= REQUIRED ACTION =
Repeat the following data exactly, omitting pictures.

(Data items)
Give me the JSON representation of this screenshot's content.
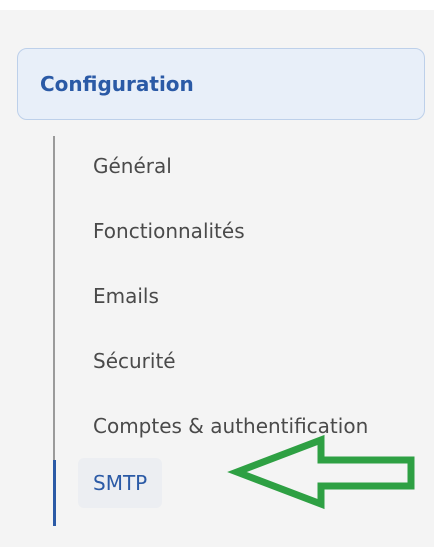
{
  "section": {
    "title": "Configuration"
  },
  "nav": {
    "items": [
      {
        "label": "Général"
      },
      {
        "label": "Fonctionnalités"
      },
      {
        "label": "Emails"
      },
      {
        "label": "Sécurité"
      },
      {
        "label": "Comptes & authentification"
      },
      {
        "label": "SMTP",
        "active": true
      }
    ]
  },
  "colors": {
    "accent": "#2b5aa6",
    "arrow": "#2ea043",
    "text": "#4a4a4a"
  },
  "annotation": {
    "icon": "arrow-left-icon"
  }
}
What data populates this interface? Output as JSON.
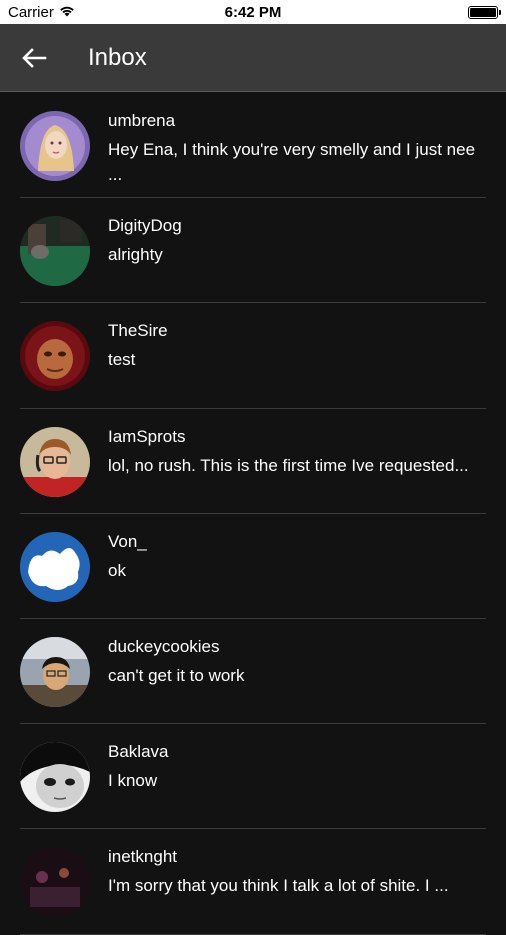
{
  "status_bar": {
    "carrier": "Carrier",
    "time": "6:42 PM"
  },
  "header": {
    "title": "Inbox"
  },
  "conversations": [
    {
      "name": "umbrena",
      "message": "Hey Ena, I think you're very smelly and I just nee ..."
    },
    {
      "name": "DigityDog",
      "message": "alrighty"
    },
    {
      "name": "TheSire",
      "message": "test"
    },
    {
      "name": "IamSprots",
      "message": "lol, no rush. This is the first time Ive requested..."
    },
    {
      "name": "Von_",
      "message": "ok"
    },
    {
      "name": "duckeycookies",
      "message": "can't get it to work"
    },
    {
      "name": "Baklava",
      "message": "I know"
    },
    {
      "name": "inetknght",
      "message": "I'm sorry that you think I talk a lot of shite. I ..."
    }
  ],
  "colors": {
    "background": "#121212",
    "app_bar": "#3a3a3a",
    "divider": "#3a3a3a",
    "text": "#ffffff"
  }
}
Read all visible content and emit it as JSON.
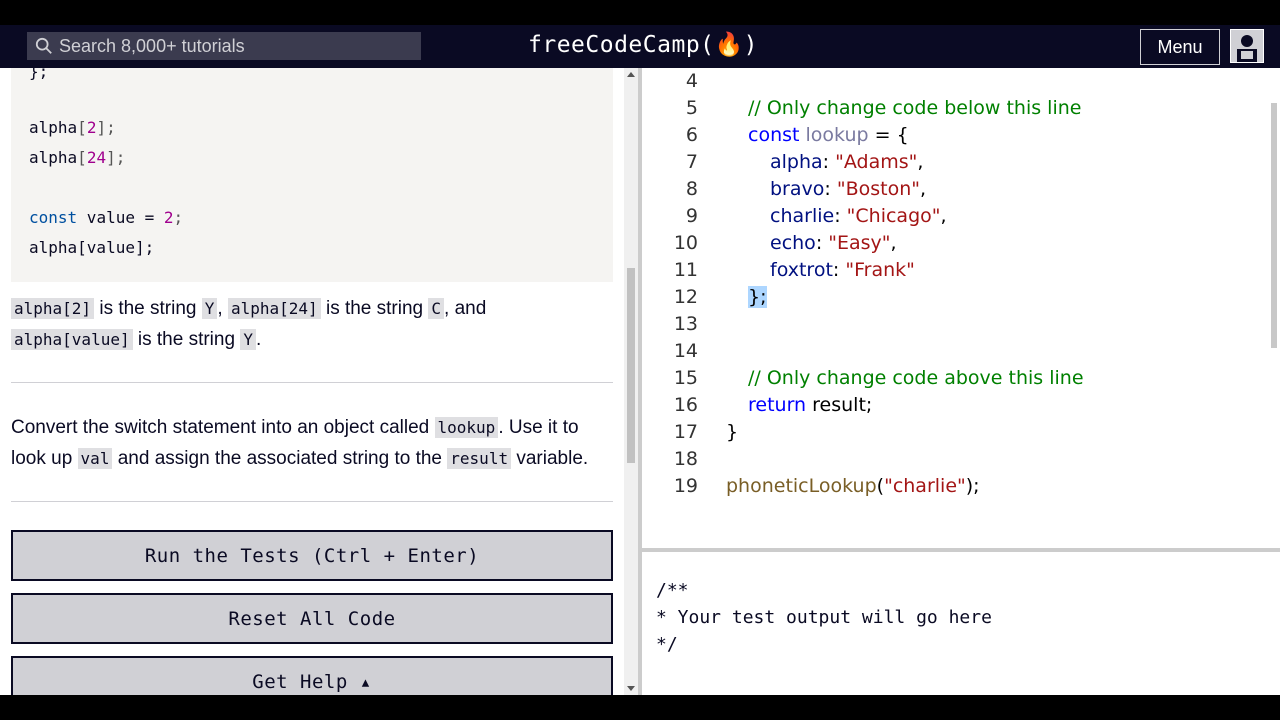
{
  "header": {
    "search_placeholder": "Search 8,000+ tutorials",
    "brand": "freeCodeCamp(🔥)",
    "menu_label": "Menu"
  },
  "lesson": {
    "code_example": {
      "line_partial": "};",
      "line1_obj": "alpha",
      "line1_idx": "2",
      "line2_obj": "alpha",
      "line2_idx": "24",
      "line3_kw": "const",
      "line3_name": " value = ",
      "line3_num": "2",
      "line4": "alpha[value];"
    },
    "explanation": {
      "code1": "alpha[2]",
      "text1": " is the string ",
      "code2": "Y",
      "text2": ", ",
      "code3": "alpha[24]",
      "text3": " is the string ",
      "code4": "C",
      "text4": ", and",
      "code5": "alpha[value]",
      "text5": " is the string ",
      "code6": "Y",
      "text6": "."
    },
    "instructions": {
      "text1": "Convert the switch statement into an object called ",
      "code1": "lookup",
      "text2": ". Use it to look up ",
      "code2": "val",
      "text3": " and assign the associated string to the ",
      "code3": "result",
      "text4": " variable."
    },
    "buttons": {
      "run": "Run the Tests (Ctrl + Enter)",
      "reset": "Reset All Code",
      "help": "Get Help ▴"
    }
  },
  "editor": {
    "lines": [
      {
        "n": "4"
      },
      {
        "n": "5",
        "comment": "// Only change code below this line"
      },
      {
        "n": "6",
        "kw": "const",
        "var": "lookup",
        "rest": " = {"
      },
      {
        "n": "7",
        "prop": "alpha",
        "str": "\"Adams\"",
        "end": ","
      },
      {
        "n": "8",
        "prop": "bravo",
        "str": "\"Boston\"",
        "end": ","
      },
      {
        "n": "9",
        "prop": "charlie",
        "str": "\"Chicago\"",
        "end": ","
      },
      {
        "n": "10",
        "prop": "echo",
        "str": "\"Easy\"",
        "end": ","
      },
      {
        "n": "11",
        "prop": "foxtrot",
        "str": "\"Frank\"",
        "end": ""
      },
      {
        "n": "12",
        "closing": "};"
      },
      {
        "n": "13"
      },
      {
        "n": "14"
      },
      {
        "n": "15",
        "comment": "// Only change code above this line"
      },
      {
        "n": "16",
        "kw": "return",
        "rest": " result;"
      },
      {
        "n": "17",
        "brace": "}"
      },
      {
        "n": "18"
      },
      {
        "n": "19",
        "fn": "phoneticLookup",
        "arg": "\"charlie\"",
        "tail": ");"
      }
    ]
  },
  "output": {
    "line1": "/**",
    "line2": "* Your test output will go here",
    "line3": "*/"
  },
  "colors": {
    "nav_bg": "#0a0a23",
    "button_bg": "#d0d0d5",
    "comment": "#008000",
    "string": "#a31515",
    "keyword": "#0000ff"
  }
}
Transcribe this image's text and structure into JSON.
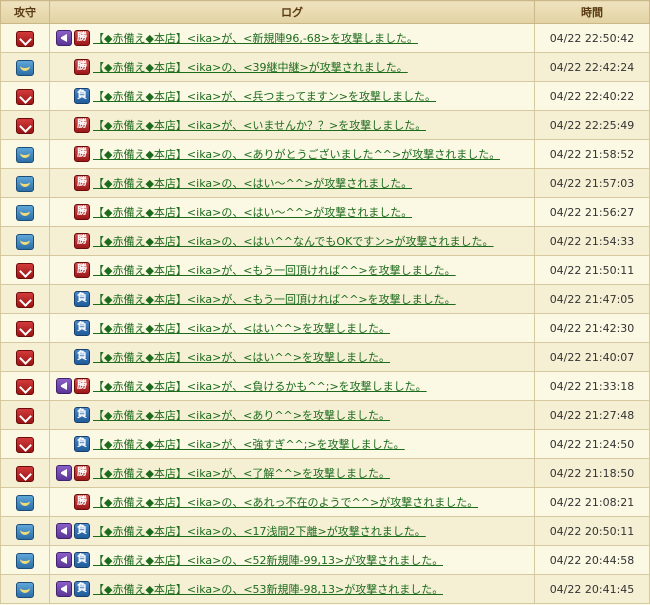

= TASK ANSWER =
Give me the JSON representation of this screenshot's content.
{
  "section": {
    "title": "Configuration"
  },
  "nav": {
    "items": [
      {
        "label": "Général"
      },
      {
        "label": "Fonctionnalités"
      },
      {
        "label": "Emails"
      },
      {
        "label": "Sécurité"
      },
      {
        "label": "Comptes & authentification"
      },
      {
        "label": "SMTP",
        "active": true
      }
    ]
  },
  "colors": {
    "accent": "#2b5aa6",
    "arrow": "#2ea043",
    "text": "#4a4a4a"
  },
  "annotation": {
    "icon": "arrow-left-icon"
  }
}
What data populates this interface? Output as JSON.
{
  "status_bar": {
    "carrier": "Carrier",
    "time": "6:42 PM"
  },
  "header": {
    "title": "Inbox"
  },
  "conversations": [
    {
      "name": "umbrena",
      "message": "Hey Ena, I think you're very smelly and I just nee ..."
    },
    {
      "name": "DigityDog",
      "message": "alrighty"
    },
    {
      "name": "TheSire",
      "message": "test"
    },
    {
      "name": "IamSprots",
      "message": "lol, no rush. This is the first time Ive requested..."
    },
    {
      "name": "Von_",
      "message": "ok"
    },
    {
      "name": "duckeycookies",
      "message": "can't get it to work"
    },
    {
      "name": "Baklava",
      "message": "I know"
    },
    {
      "name": "inetknght",
      "message": "I'm sorry that you think I talk a lot of shite. I ..."
    }
  ],
  "colors": {
    "background": "#121212",
    "app_bar": "#3a3a3a",
    "divider": "#3a3a3a",
    "text": "#ffffff"
  }
}
Read all visible content and emit it as JSON.
{
  "header": {
    "search_placeholder": "Search 8,000+ tutorials",
    "brand": "freeCodeCamp(🔥)",
    "menu_label": "Menu"
  },
  "lesson": {
    "code_example": {
      "line_partial": "};",
      "line1_obj": "alpha",
      "line1_idx": "2",
      "line2_obj": "alpha",
      "line2_idx": "24",
      "line3_kw": "const",
      "line3_name": " value = ",
      "line3_num": "2",
      "line4": "alpha[value];"
    },
    "explanation": {
      "code1": "alpha[2]",
      "text1": " is the string ",
      "code2": "Y",
      "text2": ", ",
      "code3": "alpha[24]",
      "text3": " is the string ",
      "code4": "C",
      "text4": ", and",
      "code5": "alpha[value]",
      "text5": " is the string ",
      "code6": "Y",
      "text6": "."
    },
    "instructions": {
      "text1": "Convert the switch statement into an object called ",
      "code1": "lookup",
      "text2": ". Use it to look up ",
      "code2": "val",
      "text3": " and assign the associated string to the ",
      "code3": "result",
      "text4": " variable."
    },
    "buttons": {
      "run": "Run the Tests (Ctrl + Enter)",
      "reset": "Reset All Code",
      "help": "Get Help ▴"
    }
  },
  "editor": {
    "lines": [
      {
        "n": "4"
      },
      {
        "n": "5",
        "comment": "// Only change code below this line"
      },
      {
        "n": "6",
        "kw": "const",
        "var": "lookup",
        "rest": " = {"
      },
      {
        "n": "7",
        "prop": "alpha",
        "str": "\"Adams\"",
        "end": ","
      },
      {
        "n": "8",
        "prop": "bravo",
        "str": "\"Boston\"",
        "end": ","
      },
      {
        "n": "9",
        "prop": "charlie",
        "str": "\"Chicago\"",
        "end": ","
      },
      {
        "n": "10",
        "prop": "echo",
        "str": "\"Easy\"",
        "end": ","
      },
      {
        "n": "11",
        "prop": "foxtrot",
        "str": "\"Frank\"",
        "end": ""
      },
      {
        "n": "12",
        "closing": "};"
      },
      {
        "n": "13"
      },
      {
        "n": "14"
      },
      {
        "n": "15",
        "comment": "// Only change code above this line"
      },
      {
        "n": "16",
        "kw": "return",
        "rest": " result;"
      },
      {
        "n": "17",
        "brace": "}"
      },
      {
        "n": "18"
      },
      {
        "n": "19",
        "fn": "phoneticLookup",
        "arg": "\"charlie\"",
        "tail": ");"
      }
    ]
  },
  "output": {
    "line1": "/**",
    "line2": "* Your test output will go here",
    "line3": "*/"
  },
  "colors": {
    "nav_bg": "#0a0a23",
    "button_bg": "#d0d0d5",
    "comment": "#008000",
    "string": "#a31515",
    "keyword": "#0000ff"
  }
}
Transcribe this image's text and structure into JSON.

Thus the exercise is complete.